START Record set

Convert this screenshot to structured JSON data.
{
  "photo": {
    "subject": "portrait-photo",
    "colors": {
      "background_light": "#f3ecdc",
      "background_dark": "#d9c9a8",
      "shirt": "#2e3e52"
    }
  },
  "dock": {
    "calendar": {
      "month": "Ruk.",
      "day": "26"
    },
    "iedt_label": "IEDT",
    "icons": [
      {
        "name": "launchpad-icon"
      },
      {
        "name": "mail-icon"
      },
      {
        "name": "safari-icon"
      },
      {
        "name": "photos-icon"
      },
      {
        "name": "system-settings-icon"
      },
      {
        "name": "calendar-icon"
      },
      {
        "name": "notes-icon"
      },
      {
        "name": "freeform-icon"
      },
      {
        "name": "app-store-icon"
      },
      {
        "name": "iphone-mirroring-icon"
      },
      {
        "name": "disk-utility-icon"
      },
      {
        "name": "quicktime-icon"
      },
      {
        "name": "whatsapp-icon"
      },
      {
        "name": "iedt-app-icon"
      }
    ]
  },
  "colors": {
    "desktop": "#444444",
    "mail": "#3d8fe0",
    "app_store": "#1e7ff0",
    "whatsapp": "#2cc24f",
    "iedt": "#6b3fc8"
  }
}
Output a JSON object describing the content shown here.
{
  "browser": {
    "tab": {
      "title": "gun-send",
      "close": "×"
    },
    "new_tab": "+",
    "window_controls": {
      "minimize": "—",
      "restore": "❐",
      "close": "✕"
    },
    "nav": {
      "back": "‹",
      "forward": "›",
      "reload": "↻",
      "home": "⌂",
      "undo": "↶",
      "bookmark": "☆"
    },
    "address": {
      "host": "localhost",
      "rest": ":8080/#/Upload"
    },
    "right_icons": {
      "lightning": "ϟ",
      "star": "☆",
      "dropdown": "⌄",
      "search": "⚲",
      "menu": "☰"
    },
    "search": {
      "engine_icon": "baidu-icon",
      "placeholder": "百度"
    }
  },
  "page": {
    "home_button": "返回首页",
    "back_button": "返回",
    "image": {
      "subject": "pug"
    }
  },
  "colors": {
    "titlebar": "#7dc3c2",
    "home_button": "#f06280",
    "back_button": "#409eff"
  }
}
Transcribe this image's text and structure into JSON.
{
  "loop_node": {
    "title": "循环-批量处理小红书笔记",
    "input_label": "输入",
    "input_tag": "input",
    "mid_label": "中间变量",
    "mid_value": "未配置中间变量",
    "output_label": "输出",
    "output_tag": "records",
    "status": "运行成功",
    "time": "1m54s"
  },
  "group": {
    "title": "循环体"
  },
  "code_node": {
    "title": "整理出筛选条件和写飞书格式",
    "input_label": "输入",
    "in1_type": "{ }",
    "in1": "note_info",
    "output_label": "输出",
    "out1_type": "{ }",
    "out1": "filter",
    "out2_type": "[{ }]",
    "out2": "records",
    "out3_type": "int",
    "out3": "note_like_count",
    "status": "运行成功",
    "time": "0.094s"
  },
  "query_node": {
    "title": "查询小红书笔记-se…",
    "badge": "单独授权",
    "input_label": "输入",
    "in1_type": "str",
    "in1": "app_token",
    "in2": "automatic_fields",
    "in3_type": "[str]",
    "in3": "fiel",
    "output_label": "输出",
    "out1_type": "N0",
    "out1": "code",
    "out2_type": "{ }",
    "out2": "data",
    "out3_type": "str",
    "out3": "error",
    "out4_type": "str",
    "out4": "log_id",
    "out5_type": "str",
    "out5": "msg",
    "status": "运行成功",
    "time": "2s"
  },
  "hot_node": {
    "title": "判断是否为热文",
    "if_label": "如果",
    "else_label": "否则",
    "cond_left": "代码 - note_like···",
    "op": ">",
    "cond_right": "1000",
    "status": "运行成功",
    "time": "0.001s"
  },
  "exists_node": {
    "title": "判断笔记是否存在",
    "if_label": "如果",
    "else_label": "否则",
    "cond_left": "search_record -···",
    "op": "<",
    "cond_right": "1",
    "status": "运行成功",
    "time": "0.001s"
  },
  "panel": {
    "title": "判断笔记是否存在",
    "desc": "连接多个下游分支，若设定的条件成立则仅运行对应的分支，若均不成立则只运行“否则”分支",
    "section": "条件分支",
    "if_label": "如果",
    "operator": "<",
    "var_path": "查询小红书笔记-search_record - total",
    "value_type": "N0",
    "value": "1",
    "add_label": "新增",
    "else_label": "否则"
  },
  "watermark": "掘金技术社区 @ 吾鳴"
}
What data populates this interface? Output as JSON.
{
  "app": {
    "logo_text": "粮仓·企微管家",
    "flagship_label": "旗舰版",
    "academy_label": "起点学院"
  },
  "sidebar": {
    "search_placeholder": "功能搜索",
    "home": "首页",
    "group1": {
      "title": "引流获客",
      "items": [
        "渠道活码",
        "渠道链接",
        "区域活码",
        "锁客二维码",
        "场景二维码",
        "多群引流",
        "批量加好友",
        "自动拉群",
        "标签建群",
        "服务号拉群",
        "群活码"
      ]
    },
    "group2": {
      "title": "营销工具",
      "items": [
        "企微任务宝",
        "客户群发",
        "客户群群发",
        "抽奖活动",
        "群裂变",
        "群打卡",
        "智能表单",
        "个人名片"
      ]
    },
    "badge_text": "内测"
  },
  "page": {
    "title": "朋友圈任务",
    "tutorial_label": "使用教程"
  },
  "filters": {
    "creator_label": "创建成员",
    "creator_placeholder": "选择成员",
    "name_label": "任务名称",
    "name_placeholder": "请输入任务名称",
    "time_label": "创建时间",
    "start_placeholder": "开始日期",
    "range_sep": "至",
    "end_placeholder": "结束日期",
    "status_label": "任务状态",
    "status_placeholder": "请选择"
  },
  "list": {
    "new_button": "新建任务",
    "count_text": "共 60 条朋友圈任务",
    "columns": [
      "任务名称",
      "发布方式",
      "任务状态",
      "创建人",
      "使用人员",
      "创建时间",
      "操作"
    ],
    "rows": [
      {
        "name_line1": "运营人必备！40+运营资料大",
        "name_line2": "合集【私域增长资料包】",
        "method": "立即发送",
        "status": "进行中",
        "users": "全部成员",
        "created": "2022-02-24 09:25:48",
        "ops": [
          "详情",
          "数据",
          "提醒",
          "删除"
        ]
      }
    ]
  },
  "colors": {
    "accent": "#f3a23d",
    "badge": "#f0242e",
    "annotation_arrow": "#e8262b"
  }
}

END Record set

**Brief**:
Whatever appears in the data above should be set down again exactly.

**Result of the exercise**:
Convert this screenshot to structured JSON data.
{
  "photo": {
    "subject": "portrait-photo",
    "colors": {
      "background_light": "#f3ecdc",
      "background_dark": "#d9c9a8",
      "shirt": "#2e3e52"
    }
  },
  "dock": {
    "calendar": {
      "month": "Ruk.",
      "day": "26"
    },
    "iedt_label": "IEDT",
    "icons": [
      {
        "name": "launchpad-icon"
      },
      {
        "name": "mail-icon"
      },
      {
        "name": "safari-icon"
      },
      {
        "name": "photos-icon"
      },
      {
        "name": "system-settings-icon"
      },
      {
        "name": "calendar-icon"
      },
      {
        "name": "notes-icon"
      },
      {
        "name": "freeform-icon"
      },
      {
        "name": "app-store-icon"
      },
      {
        "name": "iphone-mirroring-icon"
      },
      {
        "name": "disk-utility-icon"
      },
      {
        "name": "quicktime-icon"
      },
      {
        "name": "whatsapp-icon"
      },
      {
        "name": "iedt-app-icon"
      }
    ]
  },
  "colors": {
    "desktop": "#444444",
    "mail": "#3d8fe0",
    "app_store": "#1e7ff0",
    "whatsapp": "#2cc24f",
    "iedt": "#6b3fc8"
  }
}
Output a JSON object describing the content shown here.
{
  "browser": {
    "tab": {
      "title": "gun-send",
      "close": "×"
    },
    "new_tab": "+",
    "window_controls": {
      "minimize": "—",
      "restore": "❐",
      "close": "✕"
    },
    "nav": {
      "back": "‹",
      "forward": "›",
      "reload": "↻",
      "home": "⌂",
      "undo": "↶",
      "bookmark": "☆"
    },
    "address": {
      "host": "localhost",
      "rest": ":8080/#/Upload"
    },
    "right_icons": {
      "lightning": "ϟ",
      "star": "☆",
      "dropdown": "⌄",
      "search": "⚲",
      "menu": "☰"
    },
    "search": {
      "engine_icon": "baidu-icon",
      "placeholder": "百度"
    }
  },
  "page": {
    "home_button": "返回首页",
    "back_button": "返回",
    "image": {
      "subject": "pug"
    }
  },
  "colors": {
    "titlebar": "#7dc3c2",
    "home_button": "#f06280",
    "back_button": "#409eff"
  }
}
Transcribe this image's text and structure into JSON.
{
  "loop_node": {
    "title": "循环-批量处理小红书笔记",
    "input_label": "输入",
    "input_tag": "input",
    "mid_label": "中间变量",
    "mid_value": "未配置中间变量",
    "output_label": "输出",
    "output_tag": "records",
    "status": "运行成功",
    "time": "1m54s"
  },
  "group": {
    "title": "循环体"
  },
  "code_node": {
    "title": "整理出筛选条件和写飞书格式",
    "input_label": "输入",
    "in1_type": "{ }",
    "in1": "note_info",
    "output_label": "输出",
    "out1_type": "{ }",
    "out1": "filter",
    "out2_type": "[{ }]",
    "out2": "records",
    "out3_type": "int",
    "out3": "note_like_count",
    "status": "运行成功",
    "time": "0.094s"
  },
  "query_node": {
    "title": "查询小红书笔记-se…",
    "badge": "单独授权",
    "input_label": "输入",
    "in1_type": "str",
    "in1": "app_token",
    "in2": "automatic_fields",
    "in3_type": "[str]",
    "in3": "fiel",
    "output_label": "输出",
    "out1_type": "N0",
    "out1": "code",
    "out2_type": "{ }",
    "out2": "data",
    "out3_type": "str",
    "out3": "error",
    "out4_type": "str",
    "out4": "log_id",
    "out5_type": "str",
    "out5": "msg",
    "status": "运行成功",
    "time": "2s"
  },
  "hot_node": {
    "title": "判断是否为热文",
    "if_label": "如果",
    "else_label": "否则",
    "cond_left": "代码 - note_like···",
    "op": ">",
    "cond_right": "1000",
    "status": "运行成功",
    "time": "0.001s"
  },
  "exists_node": {
    "title": "判断笔记是否存在",
    "if_label": "如果",
    "else_label": "否则",
    "cond_left": "search_record -···",
    "op": "<",
    "cond_right": "1",
    "status": "运行成功",
    "time": "0.001s"
  },
  "panel": {
    "title": "判断笔记是否存在",
    "desc": "连接多个下游分支，若设定的条件成立则仅运行对应的分支，若均不成立则只运行“否则”分支",
    "section": "条件分支",
    "if_label": "如果",
    "operator": "<",
    "var_path": "查询小红书笔记-search_record - total",
    "value_type": "N0",
    "value": "1",
    "add_label": "新增",
    "else_label": "否则"
  },
  "watermark": "掘金技术社区 @ 吾鳴"
}
What data populates this interface? Output as JSON.
{
  "app": {
    "logo_text": "粮仓·企微管家",
    "flagship_label": "旗舰版",
    "academy_label": "起点学院"
  },
  "sidebar": {
    "search_placeholder": "功能搜索",
    "home": "首页",
    "group1": {
      "title": "引流获客",
      "items": [
        "渠道活码",
        "渠道链接",
        "区域活码",
        "锁客二维码",
        "场景二维码",
        "多群引流",
        "批量加好友",
        "自动拉群",
        "标签建群",
        "服务号拉群",
        "群活码"
      ]
    },
    "group2": {
      "title": "营销工具",
      "items": [
        "企微任务宝",
        "客户群发",
        "客户群群发",
        "抽奖活动",
        "群裂变",
        "群打卡",
        "智能表单",
        "个人名片"
      ]
    },
    "badge_text": "内测"
  },
  "page": {
    "title": "朋友圈任务",
    "tutorial_label": "使用教程"
  },
  "filters": {
    "creator_label": "创建成员",
    "creator_placeholder": "选择成员",
    "name_label": "任务名称",
    "name_placeholder": "请输入任务名称",
    "time_label": "创建时间",
    "start_placeholder": "开始日期",
    "range_sep": "至",
    "end_placeholder": "结束日期",
    "status_label": "任务状态",
    "status_placeholder": "请选择"
  },
  "list": {
    "new_button": "新建任务",
    "count_text": "共 60 条朋友圈任务",
    "columns": [
      "任务名称",
      "发布方式",
      "任务状态",
      "创建人",
      "使用人员",
      "创建时间",
      "操作"
    ],
    "rows": [
      {
        "name_line1": "运营人必备！40+运营资料大",
        "name_line2": "合集【私域增长资料包】",
        "method": "立即发送",
        "status": "进行中",
        "users": "全部成员",
        "created": "2022-02-24 09:25:48",
        "ops": [
          "详情",
          "数据",
          "提醒",
          "删除"
        ]
      }
    ]
  },
  "colors": {
    "accent": "#f3a23d",
    "badge": "#f0242e",
    "annotation_arrow": "#e8262b"
  }
}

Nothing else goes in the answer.